Work instructions: Would you retype the line that contains "Convert this screenshot" and all lines following it to the end of the entries below, exactly and without pictures?
═══ Entries shown
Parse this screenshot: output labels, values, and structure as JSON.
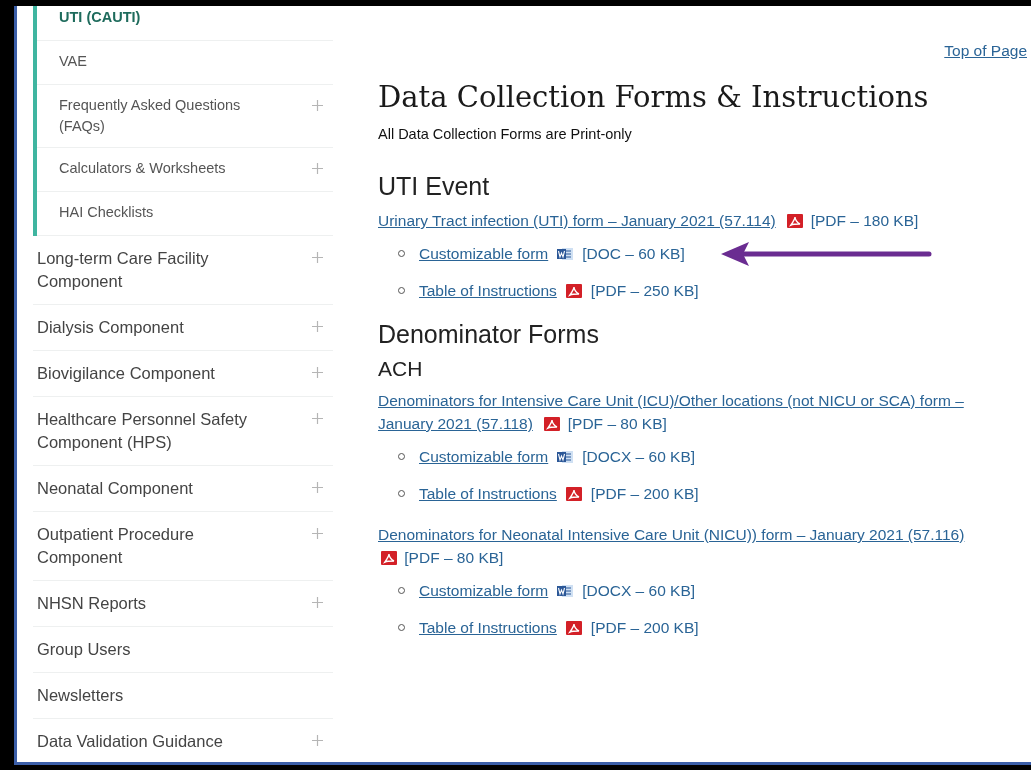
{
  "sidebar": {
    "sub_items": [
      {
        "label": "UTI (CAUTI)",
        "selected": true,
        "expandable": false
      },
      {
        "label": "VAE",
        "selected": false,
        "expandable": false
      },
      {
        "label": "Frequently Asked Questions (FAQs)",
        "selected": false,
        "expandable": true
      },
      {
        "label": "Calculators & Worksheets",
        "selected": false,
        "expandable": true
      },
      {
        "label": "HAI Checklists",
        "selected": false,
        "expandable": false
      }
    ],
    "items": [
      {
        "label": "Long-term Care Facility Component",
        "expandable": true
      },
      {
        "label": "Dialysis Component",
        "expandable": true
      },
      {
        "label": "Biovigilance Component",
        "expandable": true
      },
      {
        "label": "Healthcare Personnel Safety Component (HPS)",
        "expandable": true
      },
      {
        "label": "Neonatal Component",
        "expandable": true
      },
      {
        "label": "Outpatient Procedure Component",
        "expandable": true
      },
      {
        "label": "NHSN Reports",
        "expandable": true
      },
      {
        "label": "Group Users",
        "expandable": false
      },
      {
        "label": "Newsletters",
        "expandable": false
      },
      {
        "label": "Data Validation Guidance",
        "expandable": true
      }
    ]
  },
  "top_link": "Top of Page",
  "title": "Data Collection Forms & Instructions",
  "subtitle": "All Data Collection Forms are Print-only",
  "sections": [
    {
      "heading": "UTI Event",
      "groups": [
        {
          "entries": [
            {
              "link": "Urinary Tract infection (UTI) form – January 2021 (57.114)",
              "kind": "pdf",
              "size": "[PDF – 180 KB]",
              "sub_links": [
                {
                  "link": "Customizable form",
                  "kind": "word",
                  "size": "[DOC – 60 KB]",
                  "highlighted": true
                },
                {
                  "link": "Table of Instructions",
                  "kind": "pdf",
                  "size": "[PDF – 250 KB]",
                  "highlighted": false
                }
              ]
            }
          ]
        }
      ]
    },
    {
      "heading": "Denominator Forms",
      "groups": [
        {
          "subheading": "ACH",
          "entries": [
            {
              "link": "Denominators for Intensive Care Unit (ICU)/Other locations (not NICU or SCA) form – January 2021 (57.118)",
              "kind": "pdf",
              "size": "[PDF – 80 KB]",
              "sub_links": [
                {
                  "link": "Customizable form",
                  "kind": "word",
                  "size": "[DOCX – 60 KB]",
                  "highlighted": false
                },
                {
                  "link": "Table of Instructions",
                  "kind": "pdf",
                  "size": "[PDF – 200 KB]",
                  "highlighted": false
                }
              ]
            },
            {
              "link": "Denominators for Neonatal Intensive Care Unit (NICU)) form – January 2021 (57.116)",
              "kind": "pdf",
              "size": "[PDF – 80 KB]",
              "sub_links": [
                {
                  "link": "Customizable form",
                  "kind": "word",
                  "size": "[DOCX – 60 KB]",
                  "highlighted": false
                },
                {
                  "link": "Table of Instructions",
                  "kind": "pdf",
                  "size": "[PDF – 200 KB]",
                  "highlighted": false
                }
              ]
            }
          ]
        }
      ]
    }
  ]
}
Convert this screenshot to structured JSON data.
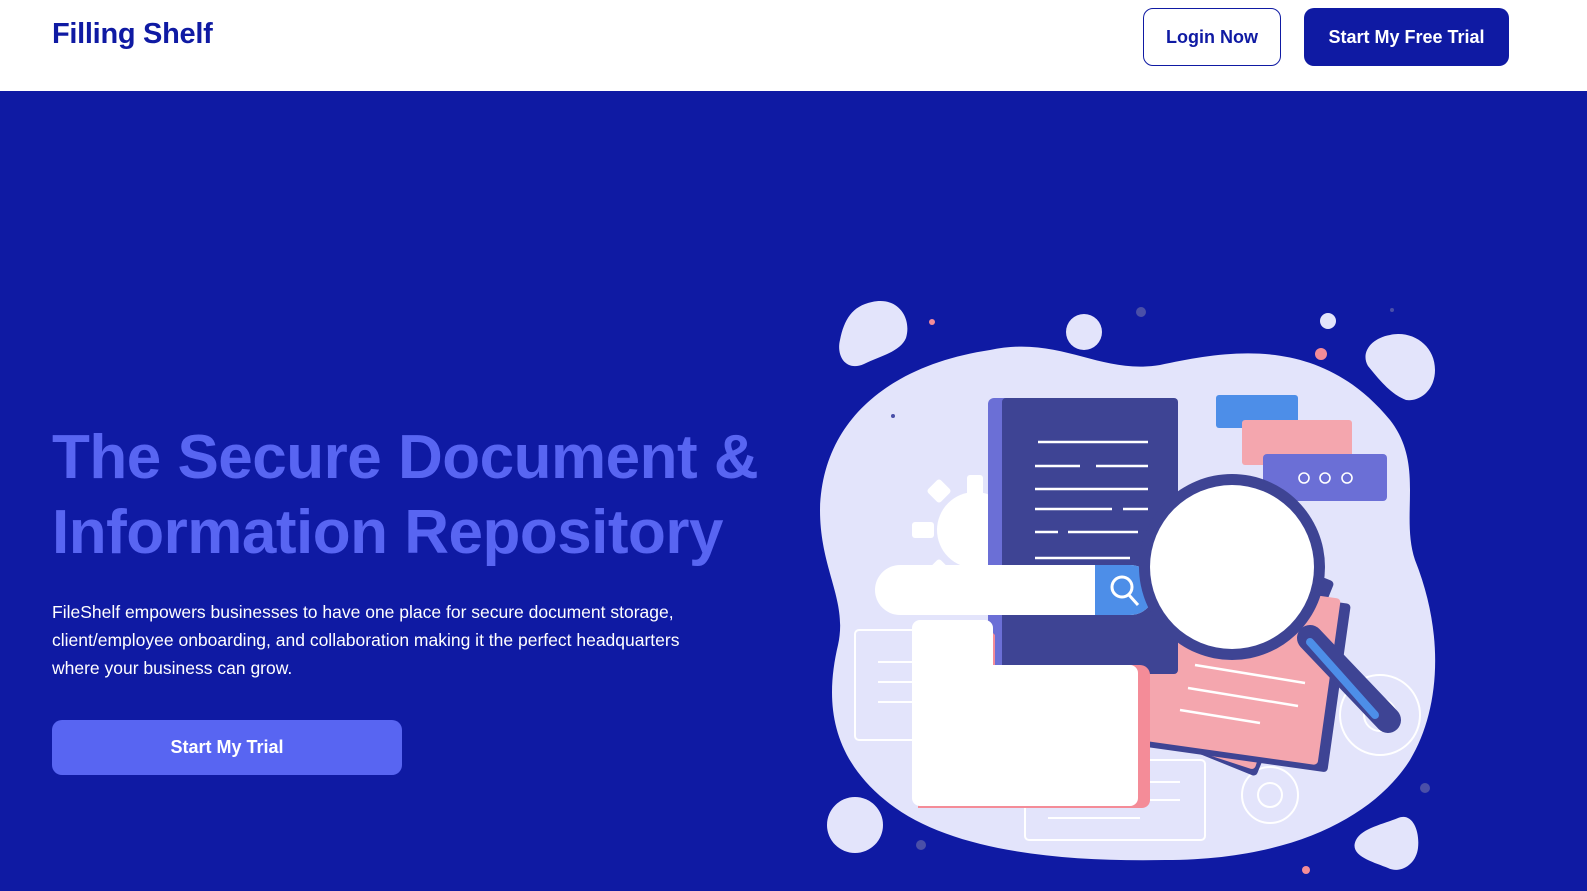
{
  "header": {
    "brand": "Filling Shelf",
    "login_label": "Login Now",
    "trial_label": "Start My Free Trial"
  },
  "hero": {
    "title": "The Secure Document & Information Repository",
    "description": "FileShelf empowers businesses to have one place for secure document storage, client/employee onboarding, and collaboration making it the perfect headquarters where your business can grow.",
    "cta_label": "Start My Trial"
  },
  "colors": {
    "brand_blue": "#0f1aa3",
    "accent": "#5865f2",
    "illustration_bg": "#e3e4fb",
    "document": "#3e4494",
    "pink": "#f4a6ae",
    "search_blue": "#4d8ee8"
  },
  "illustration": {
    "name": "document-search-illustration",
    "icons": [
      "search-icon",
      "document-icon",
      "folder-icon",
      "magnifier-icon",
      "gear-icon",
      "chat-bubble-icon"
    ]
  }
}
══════
Problem solution:
Convert this screenshot to structured JSON data.
{
  "header": {
    "brand": "Filling Shelf",
    "login_label": "Login Now",
    "trial_label": "Start My Free Trial"
  },
  "hero": {
    "title": "The Secure Document & Information Repository",
    "description": "FileShelf empowers businesses to have one place for secure document storage, client/employee onboarding, and collaboration making it the perfect headquarters where your business can grow.",
    "cta_label": "Start My Trial"
  },
  "colors": {
    "brand_blue": "#0f1aa3",
    "accent": "#5865f2",
    "illustration_bg": "#e3e4fb",
    "document": "#3e4494",
    "pink": "#f4a6ae",
    "search_blue": "#4d8ee8"
  },
  "illustration": {
    "name": "document-search-illustration",
    "icons": [
      "search-icon",
      "document-icon",
      "folder-icon",
      "magnifier-icon",
      "gear-icon",
      "chat-bubble-icon"
    ]
  }
}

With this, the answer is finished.